Brams, Steven J.; Taylor, Alan D. 199603 Cambridge University Press，286p.
■Brams, Steven J.; Taylor, Alan D. 199603 Fair Division: From Cake-Cutting to Dispute Resolution，Cambridge University Press，286p. (ペーパーバック版) ISBN-10: 0521556449 ISBN-13: 978-0521556446 4092 ［amazon］
Cutting a cake, dividing up the property in an estate, determining the borders in an international dispute - such problems of fair division are ubiquitous. Fair Division treats all these problems and many more through a rigorous analysis of a variety of procedures for allocating goods (or ‘bads’ like chores), or deciding who wins on what issues, when there are disputes. Starting with an analysis of the well-known cake-cutting procedure, ‘I cut, you choose’, the authors show how it has been adapted in a number of fields and then analyze fair-division procedures applicable to situations in which there are more than two parties, or there is more than one good to be divided. In particular they focus on procedures which provide ‘envy-free’ allocations, in which everybody thinks he or she has received the largest portion and hence does not envy anybody else. They also discuss the fairness of different auction and election procedures.
1. Proportionality for n=2
2. Proportionality for n>2: The Divisible Case
3. Proportionality for n>2: The Indivisible Case
4. Envy-Freeness and Equitability for n=2
5. Applications for the Point-Allocation Procedures
6. Envy-Free Procedures for n=3 and n=4
7. Envy-Free Procedures for Arbitrary n
9. Fair Division by Auctions
10. Fair Divisions by Elections

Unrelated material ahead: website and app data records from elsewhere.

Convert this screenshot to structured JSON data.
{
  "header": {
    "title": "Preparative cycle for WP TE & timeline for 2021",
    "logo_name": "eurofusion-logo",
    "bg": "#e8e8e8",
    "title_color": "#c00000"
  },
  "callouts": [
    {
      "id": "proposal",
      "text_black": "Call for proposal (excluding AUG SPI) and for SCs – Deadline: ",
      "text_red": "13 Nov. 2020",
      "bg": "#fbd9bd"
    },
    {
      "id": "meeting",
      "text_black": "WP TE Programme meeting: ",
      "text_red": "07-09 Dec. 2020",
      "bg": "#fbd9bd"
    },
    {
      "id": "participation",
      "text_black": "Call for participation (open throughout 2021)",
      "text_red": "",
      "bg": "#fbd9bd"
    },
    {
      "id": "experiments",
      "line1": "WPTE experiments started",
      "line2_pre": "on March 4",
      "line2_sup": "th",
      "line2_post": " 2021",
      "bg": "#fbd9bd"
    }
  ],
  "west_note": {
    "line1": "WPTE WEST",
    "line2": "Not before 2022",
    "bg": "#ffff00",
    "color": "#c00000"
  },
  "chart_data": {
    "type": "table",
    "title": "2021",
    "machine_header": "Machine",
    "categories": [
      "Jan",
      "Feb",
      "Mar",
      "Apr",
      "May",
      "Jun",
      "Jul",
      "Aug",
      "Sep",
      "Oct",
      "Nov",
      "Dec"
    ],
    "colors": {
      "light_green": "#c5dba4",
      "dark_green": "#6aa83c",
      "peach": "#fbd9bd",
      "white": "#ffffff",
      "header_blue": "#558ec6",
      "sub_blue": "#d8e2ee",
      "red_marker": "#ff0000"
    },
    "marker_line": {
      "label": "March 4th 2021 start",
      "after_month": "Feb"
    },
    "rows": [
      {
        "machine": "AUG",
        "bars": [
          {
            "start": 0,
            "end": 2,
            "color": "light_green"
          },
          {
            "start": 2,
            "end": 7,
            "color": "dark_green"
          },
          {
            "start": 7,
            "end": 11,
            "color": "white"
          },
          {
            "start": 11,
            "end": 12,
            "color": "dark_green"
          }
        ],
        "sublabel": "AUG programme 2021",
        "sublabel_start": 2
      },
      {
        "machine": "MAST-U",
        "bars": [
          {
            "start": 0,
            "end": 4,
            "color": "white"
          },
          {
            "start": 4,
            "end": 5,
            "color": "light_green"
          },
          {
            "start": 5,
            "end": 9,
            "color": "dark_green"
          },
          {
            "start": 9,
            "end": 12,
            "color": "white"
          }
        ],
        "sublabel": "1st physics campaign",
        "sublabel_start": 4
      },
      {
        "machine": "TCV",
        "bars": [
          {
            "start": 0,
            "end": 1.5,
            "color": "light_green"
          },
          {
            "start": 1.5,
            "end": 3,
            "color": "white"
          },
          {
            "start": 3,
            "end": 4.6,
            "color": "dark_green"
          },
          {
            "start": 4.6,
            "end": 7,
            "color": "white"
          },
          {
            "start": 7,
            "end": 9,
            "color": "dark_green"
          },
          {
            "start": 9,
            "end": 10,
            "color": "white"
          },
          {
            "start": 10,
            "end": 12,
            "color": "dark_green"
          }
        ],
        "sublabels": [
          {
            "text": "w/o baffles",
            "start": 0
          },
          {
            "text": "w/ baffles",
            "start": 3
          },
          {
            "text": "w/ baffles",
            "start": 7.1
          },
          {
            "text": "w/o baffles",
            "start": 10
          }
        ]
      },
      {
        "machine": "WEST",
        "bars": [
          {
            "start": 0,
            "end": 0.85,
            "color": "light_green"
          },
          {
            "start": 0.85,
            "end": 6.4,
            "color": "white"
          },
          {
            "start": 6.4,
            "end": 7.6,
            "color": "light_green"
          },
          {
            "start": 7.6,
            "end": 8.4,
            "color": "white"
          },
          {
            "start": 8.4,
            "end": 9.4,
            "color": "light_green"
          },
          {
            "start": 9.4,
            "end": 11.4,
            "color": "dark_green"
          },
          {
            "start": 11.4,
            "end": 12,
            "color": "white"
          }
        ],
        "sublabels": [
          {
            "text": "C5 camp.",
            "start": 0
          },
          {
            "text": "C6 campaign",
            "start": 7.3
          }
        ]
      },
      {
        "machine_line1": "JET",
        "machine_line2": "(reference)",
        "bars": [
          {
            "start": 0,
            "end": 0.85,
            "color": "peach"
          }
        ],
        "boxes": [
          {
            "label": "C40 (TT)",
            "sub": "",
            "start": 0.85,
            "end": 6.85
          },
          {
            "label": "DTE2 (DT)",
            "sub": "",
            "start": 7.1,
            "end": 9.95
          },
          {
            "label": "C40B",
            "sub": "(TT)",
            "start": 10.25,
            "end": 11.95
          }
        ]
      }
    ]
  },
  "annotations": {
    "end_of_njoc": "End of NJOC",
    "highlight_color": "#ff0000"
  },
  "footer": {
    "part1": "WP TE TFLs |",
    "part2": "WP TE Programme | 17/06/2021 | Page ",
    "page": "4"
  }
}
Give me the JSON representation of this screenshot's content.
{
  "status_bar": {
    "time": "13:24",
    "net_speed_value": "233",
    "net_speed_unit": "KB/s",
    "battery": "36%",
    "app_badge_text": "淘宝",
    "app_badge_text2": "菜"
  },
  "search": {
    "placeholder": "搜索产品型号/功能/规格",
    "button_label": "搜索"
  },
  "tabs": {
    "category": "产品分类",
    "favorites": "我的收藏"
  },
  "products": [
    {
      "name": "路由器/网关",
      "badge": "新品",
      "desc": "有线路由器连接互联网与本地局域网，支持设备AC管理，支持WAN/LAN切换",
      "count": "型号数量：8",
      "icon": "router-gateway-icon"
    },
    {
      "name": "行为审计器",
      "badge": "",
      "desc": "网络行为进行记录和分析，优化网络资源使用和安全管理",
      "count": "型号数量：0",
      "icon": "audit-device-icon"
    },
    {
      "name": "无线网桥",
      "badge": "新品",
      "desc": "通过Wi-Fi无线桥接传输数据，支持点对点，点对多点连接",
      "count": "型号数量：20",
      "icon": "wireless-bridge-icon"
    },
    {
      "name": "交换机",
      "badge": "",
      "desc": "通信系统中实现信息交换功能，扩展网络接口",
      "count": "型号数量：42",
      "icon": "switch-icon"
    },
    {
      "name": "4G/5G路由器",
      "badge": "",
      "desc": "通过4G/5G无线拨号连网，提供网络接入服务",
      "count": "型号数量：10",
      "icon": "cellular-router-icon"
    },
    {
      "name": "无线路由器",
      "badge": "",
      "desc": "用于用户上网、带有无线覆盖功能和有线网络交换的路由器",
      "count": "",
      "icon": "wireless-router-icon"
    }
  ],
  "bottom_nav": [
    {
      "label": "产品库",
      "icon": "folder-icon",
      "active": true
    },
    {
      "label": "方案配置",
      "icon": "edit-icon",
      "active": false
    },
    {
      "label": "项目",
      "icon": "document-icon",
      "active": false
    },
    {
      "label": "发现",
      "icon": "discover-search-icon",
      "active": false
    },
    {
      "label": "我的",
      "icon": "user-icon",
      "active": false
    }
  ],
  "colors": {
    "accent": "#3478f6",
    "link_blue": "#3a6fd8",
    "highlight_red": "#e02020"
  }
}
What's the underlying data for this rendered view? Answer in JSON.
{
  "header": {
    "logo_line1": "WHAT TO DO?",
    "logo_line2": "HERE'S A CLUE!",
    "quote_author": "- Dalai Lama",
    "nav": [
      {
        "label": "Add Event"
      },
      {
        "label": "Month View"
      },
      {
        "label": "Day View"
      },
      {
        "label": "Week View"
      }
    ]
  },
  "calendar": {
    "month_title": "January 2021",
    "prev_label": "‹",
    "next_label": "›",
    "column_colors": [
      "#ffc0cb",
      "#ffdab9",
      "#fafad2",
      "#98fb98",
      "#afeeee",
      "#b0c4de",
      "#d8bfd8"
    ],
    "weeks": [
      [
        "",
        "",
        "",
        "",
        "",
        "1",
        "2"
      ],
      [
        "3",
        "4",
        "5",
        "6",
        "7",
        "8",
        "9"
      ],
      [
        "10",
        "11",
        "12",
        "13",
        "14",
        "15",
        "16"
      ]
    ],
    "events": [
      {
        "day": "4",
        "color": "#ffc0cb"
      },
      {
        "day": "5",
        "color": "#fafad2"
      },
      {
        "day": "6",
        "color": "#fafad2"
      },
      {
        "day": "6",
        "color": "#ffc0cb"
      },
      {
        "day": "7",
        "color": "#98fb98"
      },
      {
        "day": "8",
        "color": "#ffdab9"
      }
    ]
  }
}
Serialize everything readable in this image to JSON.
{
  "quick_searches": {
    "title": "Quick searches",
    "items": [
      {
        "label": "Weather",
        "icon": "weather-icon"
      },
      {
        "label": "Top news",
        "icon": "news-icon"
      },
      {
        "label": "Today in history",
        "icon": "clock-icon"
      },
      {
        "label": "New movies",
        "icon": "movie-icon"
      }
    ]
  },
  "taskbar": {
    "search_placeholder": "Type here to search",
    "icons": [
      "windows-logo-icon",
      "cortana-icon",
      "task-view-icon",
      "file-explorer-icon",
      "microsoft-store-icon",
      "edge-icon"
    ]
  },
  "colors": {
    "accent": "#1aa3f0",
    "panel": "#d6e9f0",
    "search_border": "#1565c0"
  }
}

‘In this remarkable book, Brams and Taylor bring to the attention of social scientists a literature thus far confined to puzzle-solving and other mathematical magazines. The book’s emphasis on Envy-Freeness will please economists; numerous practical mechanisms for negotiation will appeal to the political scientist and the lawyer; finally, Brams and Taylor’s original fair division procedures are of interest to all researchers.’ Herve Moulin, Duke University.